#MakeThatChange is a legacy to Imagine If’s latest production You Forgot the Mince which toured throughout 2016 and 2017 to the Edinburgh Fringe Festival, twelve theatres and ten prisons across the UK reaching audiences of over 2000 people. #MakeThatChange is a youth arts project which has worked with young people aged 15-20 year old, dealing with social, housing, and educational issues. Offering a barrier-free introduction to the arts, #MakeThatChange has engaged with young people who have not had any other engagement with the arts. Looking into types of abuse and how they can be reflected in the arts, Imagine If provided workshops across multi disciplines.
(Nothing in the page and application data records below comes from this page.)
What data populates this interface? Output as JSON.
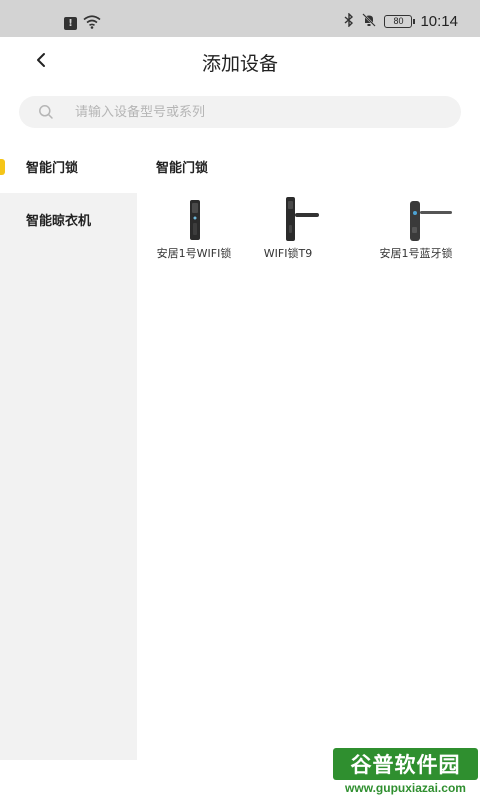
{
  "status_bar": {
    "time": "10:14",
    "battery": "80",
    "icons": [
      "alert-icon",
      "wifi-icon",
      "bluetooth-icon",
      "mute-icon",
      "battery-icon"
    ]
  },
  "nav": {
    "title": "添加设备",
    "back_icon": "chevron-left-icon"
  },
  "search": {
    "placeholder": "请输入设备型号或系列",
    "icon": "search-icon"
  },
  "sidebar": {
    "items": [
      {
        "label": "智能门锁",
        "active": true
      },
      {
        "label": "智能晾衣机",
        "active": false
      }
    ],
    "accent_color": "#f5c518"
  },
  "main": {
    "section_title": "智能门锁",
    "products": [
      {
        "label": "安居1号WIFI锁"
      },
      {
        "label": "WIFI锁T9"
      },
      {
        "label": "安居1号蓝牙锁"
      }
    ]
  },
  "watermark": {
    "title": "谷普软件园",
    "url": "www.gupuxiazai.com"
  }
}
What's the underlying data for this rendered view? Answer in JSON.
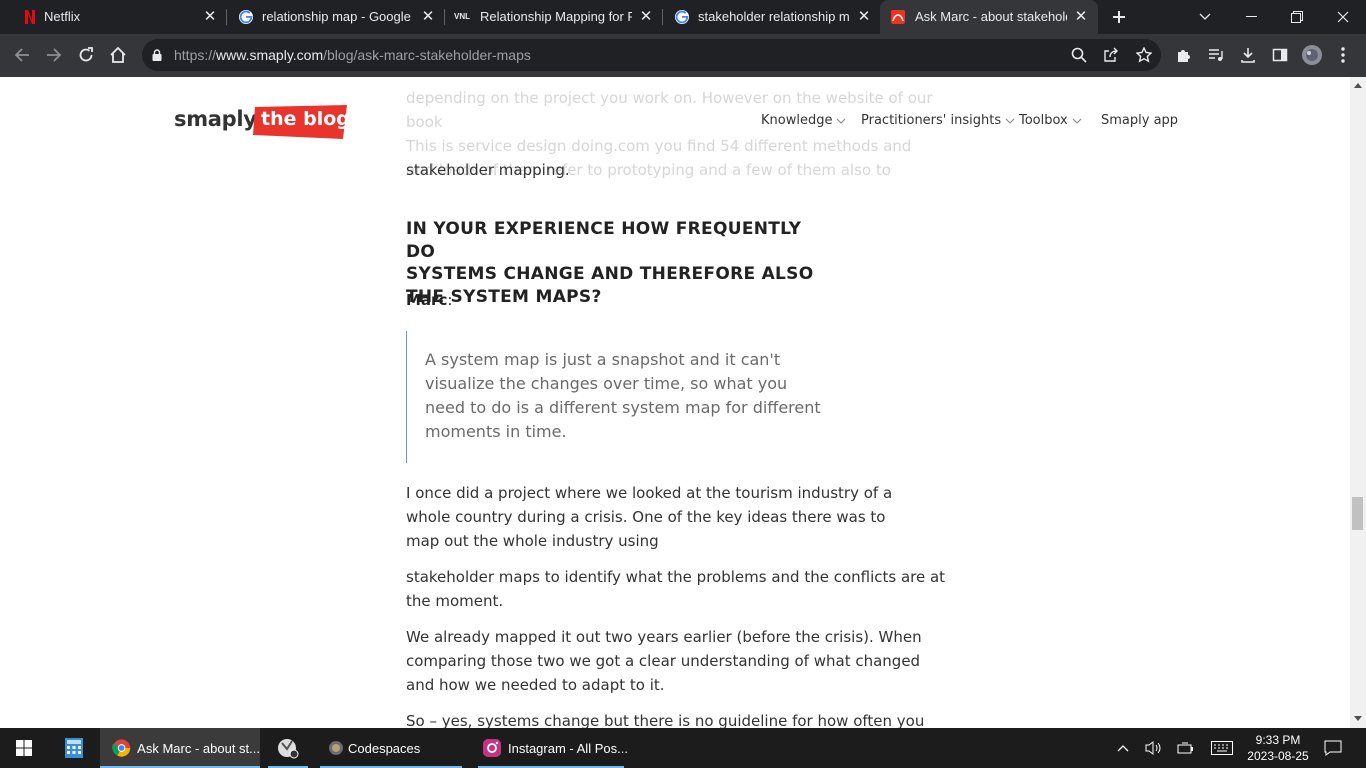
{
  "browser": {
    "tabs": [
      {
        "title": "Netflix",
        "favicon": "netflix-icon"
      },
      {
        "title": "relationship map - Google Se",
        "favicon": "google-icon"
      },
      {
        "title": "Relationship Mapping for Pul",
        "favicon": "vnl-icon"
      },
      {
        "title": "stakeholder relationship map",
        "favicon": "google-icon"
      },
      {
        "title": "Ask Marc - about stakeholde",
        "favicon": "smaply-icon",
        "active": true
      }
    ],
    "favicon_labels": {
      "vnl": "VNL"
    },
    "url_prefix": "https://",
    "url_host": "www.smaply.com",
    "url_path": "/blog/ask-marc-stakeholder-maps"
  },
  "site": {
    "logo_main": "smaply",
    "logo_badge": "the blog",
    "nav": [
      "Knowledge",
      "Practitioners' insights",
      "Toolbox",
      "Smaply app"
    ]
  },
  "article": {
    "faded_lines": [
      "depending on the project you work on. However on the website of our book",
      "This is service design doing.com you find 54 different methods and",
      "and loads of them refer to prototyping and a few of them also to"
    ],
    "line_stakeholder": "stakeholder mapping.",
    "heading_lines": [
      "IN YOUR EXPERIENCE HOW FREQUENTLY DO",
      "SYSTEMS CHANGE AND THEREFORE ALSO",
      "THE SYSTEM MAPS?"
    ],
    "speaker_name": "Marc",
    "speaker_colon": ":",
    "quote": "A system map is just a snapshot and it can't visualize the changes over time, so what you need to do is a different system map for different moments in time.",
    "para1": "I once did a project where we looked at the tourism industry of a whole country during a crisis. One of the key ideas there was to map out the whole industry using",
    "para2": "stakeholder maps to identify what the problems and the conflicts are at the moment.",
    "para3": "We already mapped it out two years earlier (before the crisis). When comparing those two we got a clear understanding of what changed and how we needed to adapt to it.",
    "para4": "So – yes, systems change but there is no guideline for how often you"
  },
  "taskbar": {
    "apps": [
      {
        "label": "Ask Marc - about st...",
        "icon": "chrome-icon"
      },
      {
        "label": "Codespaces",
        "icon": "codespaces-icon"
      },
      {
        "label": "Instagram - All Pos...",
        "icon": "instagram-icon"
      }
    ],
    "time": "9:33 PM",
    "date": "2023-08-25"
  }
}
After seven weeks of workshops in rap, spoken word, physical theatre, film and photography, these young people have created pieces that were showcased in a caring event at Carriageworks Theatre. The result was quite remarkable with the participants clearly reveling in the opportunity to work creatively on subjects that meant a great deal to them. The theatre production focused on bullying and in particular homophobia and the misunderstanding on LGBT issues. They did this through a variety of means, from naturalistic to physical theatre and made excellent use of the theatre space and acoustics. What also was clearly evident was just much confidence and self-assuredness the actors had gained.
For more information see https://imagineiftheatre.co.uk/ @imagine_if_co or www.facebook.com/imagineiftheatrecompany/ Thanks to Imagine If’s Artistic Director Chesca Joy.
TORO is subtitled DeNada Theatre’s Beauty and the Bull and gives a sideways nod to the Beauty and the Beast fairy tale. It is inhabited by a girl, a bull, two brothers, two men, dragimals (animals in drag), a lipsyncher croon and four matadors. The first act is set in a prostitute’s parlour, somewhere in colonised South America. The Girl (Emma Walker) is sprawled out on the stage prior to the action and is then subject to violent abuse which she almost seems to acept.
But such submission is a long way from Carlos Pons Guerra’s intentions; rather the show focuses on the misuse of male power and the discrimination faced by the LGBT community. The movement is very violent throughout with menacing stances and threatening thrusts. The costumes frequently are taken from vogue and drag culture as well as the more traditional matador outfits.
The soundtrack plays a big part in emphasising the crafty choreography and sets the Hispanis scene perfectly. Barnaby Booths lighting uses frequent chiariscuro and in the second act the crimson red curtain adds to the seedy tone one may find in vogue or circus. Despite the violence there are also sensitive and sensual moments even if there is always a frightening atmosphere too.
O think TORO succeeds in its aim to combat homophobia and xenophobia as well as providing an intense and absorbing ensemble performance with Emma Walker standing out for what is almost an endurance test over the two acts. Disturbing but illuminating also.
Review by Rich Jevons at Stanley & Audrey Burton Theatre, Leeds on 14th April 2018. See www.denada-dance.com for info on this and their forthcoming show Mariposa.
As I sat in my small flat on Good Friday I was at a bit of a loss as to what to do with myself when I wondered if Leeds Minster had any events. I was thrilled to find that St Peter’s Songers of Leeds were performing Bach’s Mass in B Minor. St Peter’s Singers are most definitely a jewel in the crown of Leeds’ cultural scene and conductor Simon Lindley truly a man of God.
With the National Festival Orchestra at the height of their powers and soloists Claire Stafford, Lucy Appleyard, Claire White-McKay, David Brown and Quentin Brown giving outstanding performances this was a performance par excellence.
The Mass in B minor (BWV 232) by Johann Sebastian Bach is a musical setting of the complete Ordinary of the Latin Mass. The work was one of Bach’s last compositions, not completed until 1749, the year before his death. Much of the Mass gave new form to vocal music that Bach had composed throughout his career, dating back (in the case of the “Crucifixus”) to 1714, but extensively revised. To complete the work, in the late 1740s Bach composed new sections of the Credo such as “Et incarnatus est”.
Simon Lindley’s incisive programme notes give the audience a good back ground to the piece and having the Latin translated keeps the piece accessible and absolutely profound. This is music that reaches heights of religious ecstasy and the Sanctus in particularly captures this bountiful beauty perfectly.
See www.stpeters-singers.org.uk for upcoming dates by this highly talented group.